**Aim of the exercise:** The reply must consist of one number: how many lines of the data include the word "缩放比例".

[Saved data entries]

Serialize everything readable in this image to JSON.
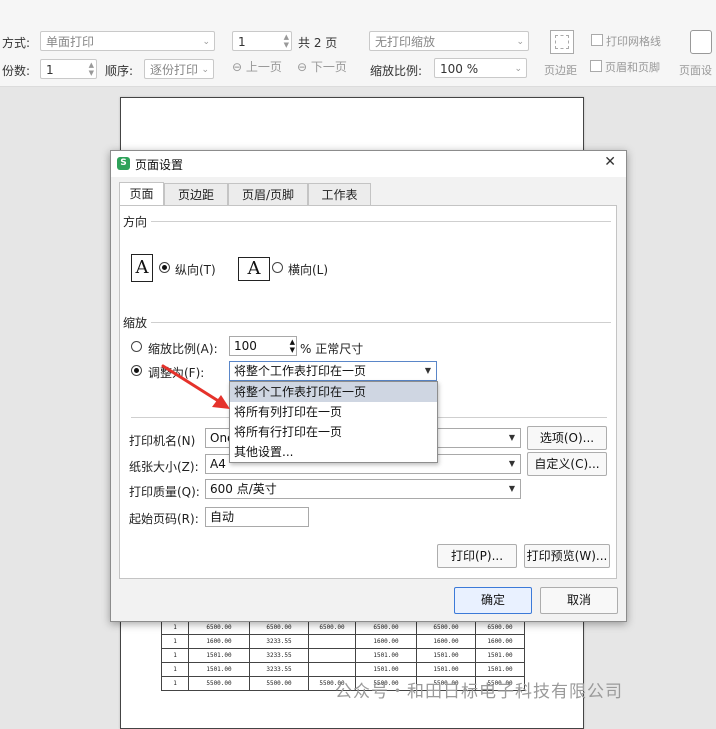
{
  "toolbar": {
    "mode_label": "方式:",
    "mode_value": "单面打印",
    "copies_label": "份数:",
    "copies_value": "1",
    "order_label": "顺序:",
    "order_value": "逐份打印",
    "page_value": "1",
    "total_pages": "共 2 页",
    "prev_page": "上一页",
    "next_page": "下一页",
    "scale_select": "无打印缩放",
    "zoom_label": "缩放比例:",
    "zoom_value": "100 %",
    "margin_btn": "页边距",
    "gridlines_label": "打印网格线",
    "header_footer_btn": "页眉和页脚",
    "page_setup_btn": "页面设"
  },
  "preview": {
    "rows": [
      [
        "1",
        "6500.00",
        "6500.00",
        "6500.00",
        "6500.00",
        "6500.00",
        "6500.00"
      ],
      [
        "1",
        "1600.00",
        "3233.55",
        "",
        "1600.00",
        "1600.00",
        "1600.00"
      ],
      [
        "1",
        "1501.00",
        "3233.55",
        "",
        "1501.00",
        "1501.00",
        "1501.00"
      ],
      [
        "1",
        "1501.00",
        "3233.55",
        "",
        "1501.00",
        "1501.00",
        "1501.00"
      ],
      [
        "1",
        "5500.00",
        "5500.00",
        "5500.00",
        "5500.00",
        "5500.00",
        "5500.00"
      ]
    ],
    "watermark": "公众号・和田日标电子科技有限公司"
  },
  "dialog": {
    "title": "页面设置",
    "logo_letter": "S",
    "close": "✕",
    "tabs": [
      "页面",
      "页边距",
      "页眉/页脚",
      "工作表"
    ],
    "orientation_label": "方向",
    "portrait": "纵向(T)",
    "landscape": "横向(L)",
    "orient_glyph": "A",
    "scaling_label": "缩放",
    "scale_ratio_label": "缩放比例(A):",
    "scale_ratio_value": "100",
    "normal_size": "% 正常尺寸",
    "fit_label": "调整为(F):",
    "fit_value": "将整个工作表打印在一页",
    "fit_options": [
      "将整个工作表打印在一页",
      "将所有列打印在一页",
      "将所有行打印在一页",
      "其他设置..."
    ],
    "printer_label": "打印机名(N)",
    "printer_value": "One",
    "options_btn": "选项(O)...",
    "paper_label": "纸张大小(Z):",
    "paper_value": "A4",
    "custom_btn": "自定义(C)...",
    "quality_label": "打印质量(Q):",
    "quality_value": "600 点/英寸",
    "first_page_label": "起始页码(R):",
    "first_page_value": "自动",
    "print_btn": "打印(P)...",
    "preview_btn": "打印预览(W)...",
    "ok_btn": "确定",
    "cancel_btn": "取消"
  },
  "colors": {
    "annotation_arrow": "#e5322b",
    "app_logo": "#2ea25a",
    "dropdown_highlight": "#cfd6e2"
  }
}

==

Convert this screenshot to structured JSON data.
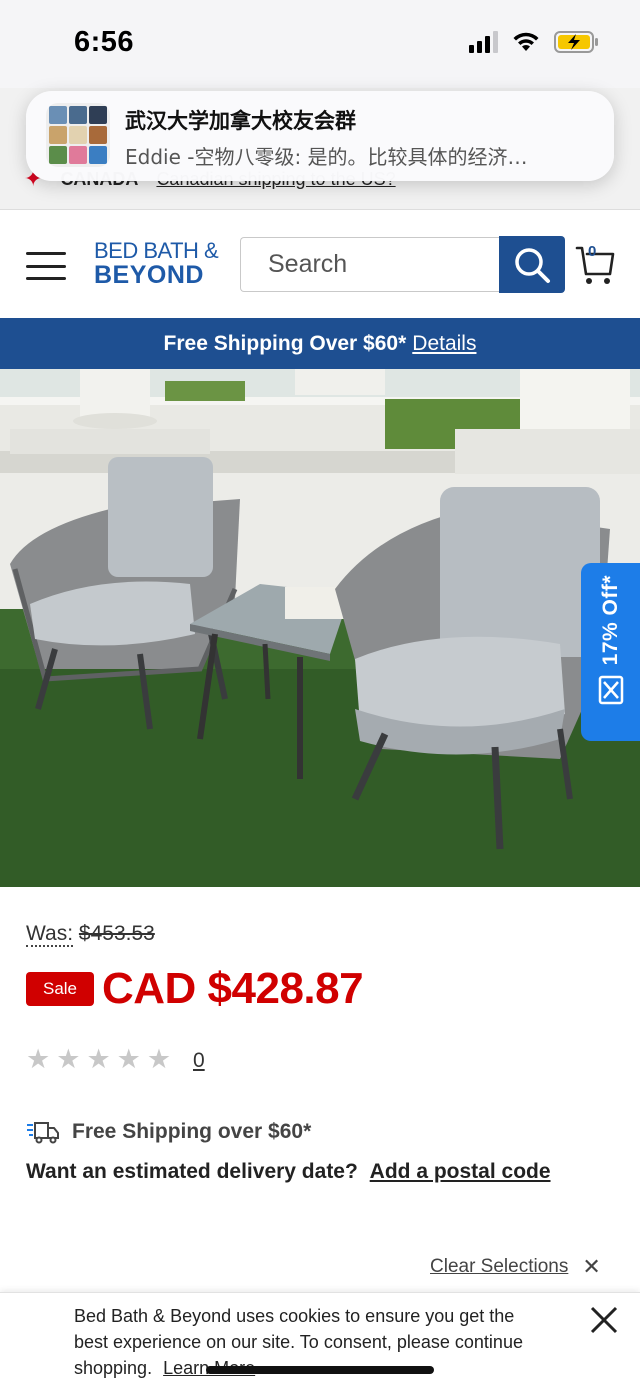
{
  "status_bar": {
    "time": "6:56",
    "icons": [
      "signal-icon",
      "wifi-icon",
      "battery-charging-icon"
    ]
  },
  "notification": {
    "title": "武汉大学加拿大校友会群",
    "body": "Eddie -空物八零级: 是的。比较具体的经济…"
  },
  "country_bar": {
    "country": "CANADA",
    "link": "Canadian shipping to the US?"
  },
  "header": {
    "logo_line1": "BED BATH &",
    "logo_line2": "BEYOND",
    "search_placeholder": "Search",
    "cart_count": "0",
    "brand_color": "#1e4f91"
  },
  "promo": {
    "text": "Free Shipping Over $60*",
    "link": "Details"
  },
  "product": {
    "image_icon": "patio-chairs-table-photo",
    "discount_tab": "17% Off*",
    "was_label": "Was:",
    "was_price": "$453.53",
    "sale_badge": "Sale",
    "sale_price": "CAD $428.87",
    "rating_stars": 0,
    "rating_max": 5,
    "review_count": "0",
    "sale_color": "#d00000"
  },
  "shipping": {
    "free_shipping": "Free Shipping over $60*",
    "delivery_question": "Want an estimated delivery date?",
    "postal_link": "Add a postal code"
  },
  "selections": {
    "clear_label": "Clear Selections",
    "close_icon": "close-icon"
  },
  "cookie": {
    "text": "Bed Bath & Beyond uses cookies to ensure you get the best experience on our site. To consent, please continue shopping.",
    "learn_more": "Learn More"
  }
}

**Response to the exercise:** 2